 In determining whether a defence has an air of reality, there must be an examination into the sufficiency of the evidence. It is not enough for there to be “some evidence” supporting the defence (Cinous, at para. 83). The test is “whether there is (1) evidence (2) upon which a properly instructed jury acting reasonably could acquit if it believed the evidence to be true” (Cinous, at para. 65). For defences that rely on indirect evidence or defences like provocation that include an objective reasonableness component, the trial judge must examine the “field of factual inferences” that can reasonably be drawn from the evidence (Cinous, at para. 91).
 The relationship between the air of reality and the defence of provocation was recently considered by this Court in R v. Tran,  3 S.C.R. 350, where Charron J. explained that
[f]or the defence to succeed, the jury must have a reasonable doubt about whether each of the elements of provocation was present. This necessarily requires that there be a sufficient evidential basis in respect of each component of the defence before it is left to the jury: the evidence must be reasonably capable of supporting the inferences necessary to make out the defence before there is an air of reality to the defence . . . . [para. 41]
 There are two elements to the defence of provocation: an objective and a subjective one. The two components were described in R. v. Thibert,  1 S.C.R. 37:
First, there must be a wrongful act or insult of such a nature that it is sufficient to deprive an ordinary person of the power of self-control as the objective element. Second, the subjective element requires that the accused act upon that insult on the sudden and before there was time for his passion to cool. [Emphasis deleted; para. 4]
(See also Tran, at para. 23.)
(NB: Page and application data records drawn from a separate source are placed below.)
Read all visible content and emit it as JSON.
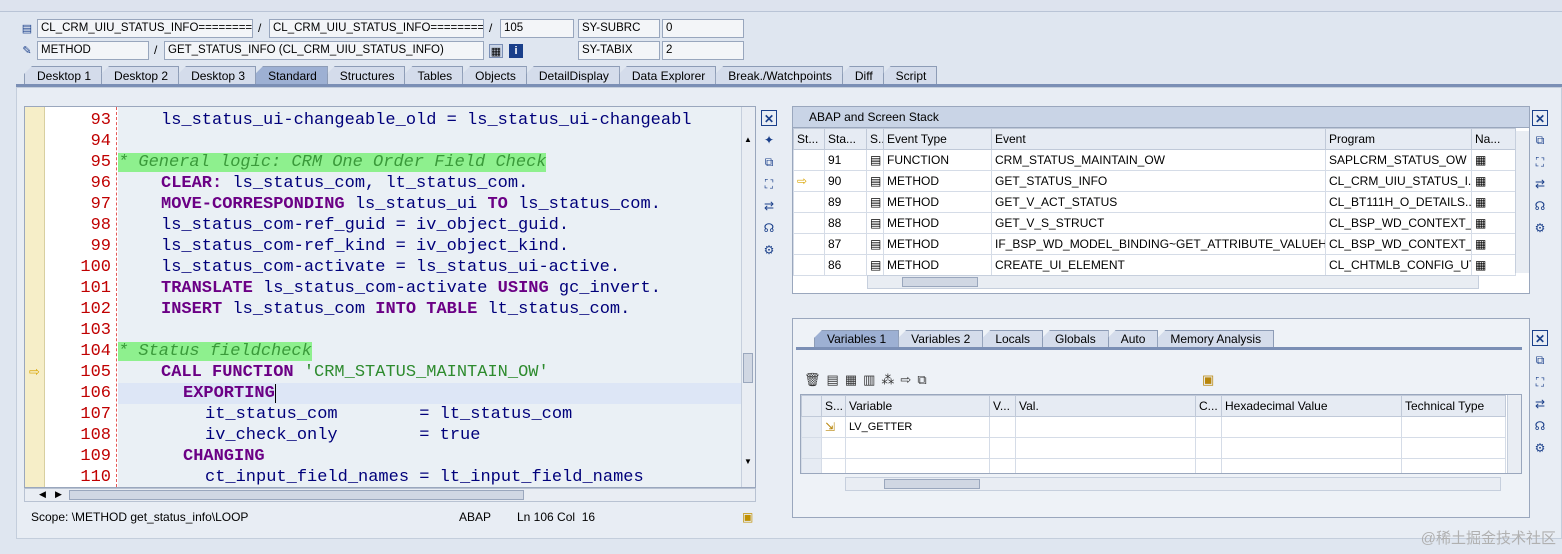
{
  "header": {
    "row1": {
      "class1": "CL_CRM_UIU_STATUS_INFO=========",
      "class2": "CL_CRM_UIU_STATUS_INFO=========",
      "line": "105",
      "sysvar": "SY-SUBRC",
      "sysval": "0"
    },
    "row2": {
      "type": "METHOD",
      "name": "GET_STATUS_INFO (CL_CRM_UIU_STATUS_INFO)",
      "sysvar": "SY-TABIX",
      "sysval": "2"
    }
  },
  "tabs": [
    "Desktop 1",
    "Desktop 2",
    "Desktop 3",
    "Standard",
    "Structures",
    "Tables",
    "Objects",
    "DetailDisplay",
    "Data Explorer",
    "Break./Watchpoints",
    "Diff",
    "Script"
  ],
  "active_tab": "Standard",
  "code": {
    "line_numbers": [
      "93",
      "94",
      "95",
      "96",
      "97",
      "98",
      "99",
      "100",
      "101",
      "102",
      "103",
      "104",
      "105",
      "106",
      "107",
      "108",
      "109",
      "110"
    ],
    "lines": {
      "l93": "ls_status_ui-changeable_old = ls_status_ui-changeabl",
      "l95": "* General logic: CRM One Order Field Check",
      "l96a": "CLEAR:",
      "l96b": " ls_status_com, lt_status_com.",
      "l97a": "MOVE-CORRESPONDING",
      "l97b": " ls_status_ui ",
      "l97c": "TO",
      "l97d": " ls_status_com.",
      "l98": "ls_status_com-ref_guid = iv_object_guid.",
      "l99": "ls_status_com-ref_kind = iv_object_kind.",
      "l100": "ls_status_com-activate = ls_status_ui-active.",
      "l101a": "TRANSLATE",
      "l101b": " ls_status_com-activate ",
      "l101c": "USING",
      "l101d": " gc_invert.",
      "l102a": "INSERT",
      "l102b": " ls_status_com ",
      "l102c": "INTO TABLE",
      "l102d": " lt_status_com.",
      "l104": "* Status fieldcheck",
      "l105a": "CALL FUNCTION",
      "l105b": "'CRM_STATUS_MAINTAIN_OW'",
      "l106": "EXPORTING",
      "l107": "it_status_com        = lt_status_com",
      "l108": "iv_check_only        = true",
      "l109": "CHANGING",
      "l110": "ct_input_field_names = lt_input_field_names"
    }
  },
  "editor_status": {
    "scope": "Scope: \\METHOD get_status_info\\LOOP",
    "lang": "ABAP",
    "position": "Ln 106 Col  16"
  },
  "stack": {
    "title": "ABAP and Screen Stack",
    "columns": [
      "St...",
      "Sta...",
      "S...",
      "Event Type",
      "Event",
      "Program",
      "Na..."
    ],
    "rows": [
      {
        "level": "91",
        "type": "FUNCTION",
        "event": "CRM_STATUS_MAINTAIN_OW",
        "program": "SAPLCRM_STATUS_OW"
      },
      {
        "level": "90",
        "type": "METHOD",
        "event": "GET_STATUS_INFO",
        "program": "CL_CRM_UIU_STATUS_I..."
      },
      {
        "level": "89",
        "type": "METHOD",
        "event": "GET_V_ACT_STATUS",
        "program": "CL_BT111H_O_DETAILS..."
      },
      {
        "level": "88",
        "type": "METHOD",
        "event": "GET_V_S_STRUCT",
        "program": "CL_BSP_WD_CONTEXT_..."
      },
      {
        "level": "87",
        "type": "METHOD",
        "event": "IF_BSP_WD_MODEL_BINDING~GET_ATTRIBUTE_VALUEH...",
        "program": "CL_BSP_WD_CONTEXT_..."
      },
      {
        "level": "86",
        "type": "METHOD",
        "event": "CREATE_UI_ELEMENT",
        "program": "CL_CHTMLB_CONFIG_UT..."
      }
    ]
  },
  "var_tabs": [
    "Variables 1",
    "Variables 2",
    "Locals",
    "Globals",
    "Auto",
    "Memory Analysis"
  ],
  "variables": {
    "columns": [
      "S...",
      "Variable",
      "V...",
      "Val.",
      "C...",
      "Hexadecimal Value",
      "Technical Type"
    ],
    "rows": [
      {
        "name": "LV_GETTER"
      }
    ]
  },
  "watermark": "@稀土掘金技术社区",
  "colors": {
    "tab_active": "#9db0d3",
    "comment_bg": "#8ef08e",
    "keyword": "#6b0085",
    "linenum": "#c00000"
  }
}
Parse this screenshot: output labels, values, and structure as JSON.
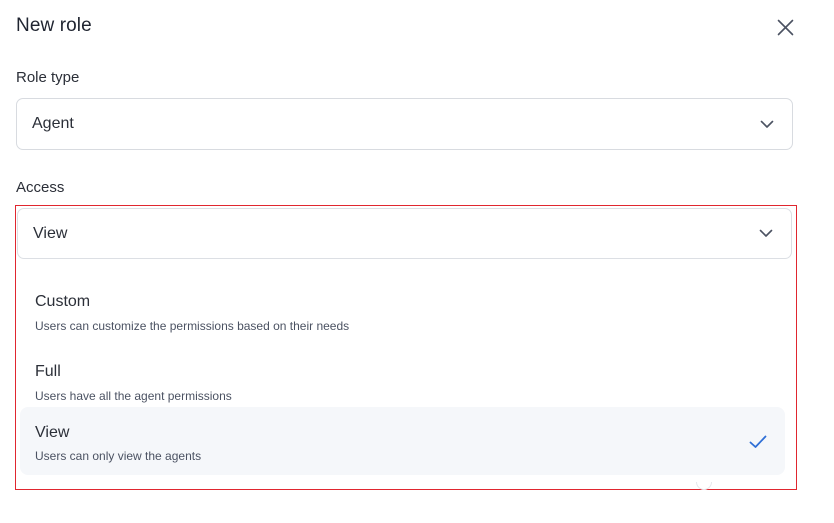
{
  "dialog": {
    "title": "New role",
    "close_icon": "close-icon"
  },
  "role_type": {
    "label": "Role type",
    "value": "Agent",
    "icon": "chevron-down-icon"
  },
  "access": {
    "label": "Access",
    "value": "View",
    "icon": "chevron-down-icon",
    "options": [
      {
        "title": "Custom",
        "description": "Users can customize the permissions based on their needs",
        "selected": false
      },
      {
        "title": "Full",
        "description": "Users have all the agent permissions",
        "selected": false
      },
      {
        "title": "View",
        "description": "Users can only view the agents",
        "selected": true
      }
    ]
  },
  "colors": {
    "highlight_border": "#e0262f",
    "check_accent": "#2f6fd6",
    "selected_bg": "#f5f7fa"
  }
}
The objective element of the defence requires that “(1) there must be a wrongful act or insult; and (2) the wrongful act or insult must be sufficient to deprive an ordinary person of the power of self-control” (Tran, at para. 25).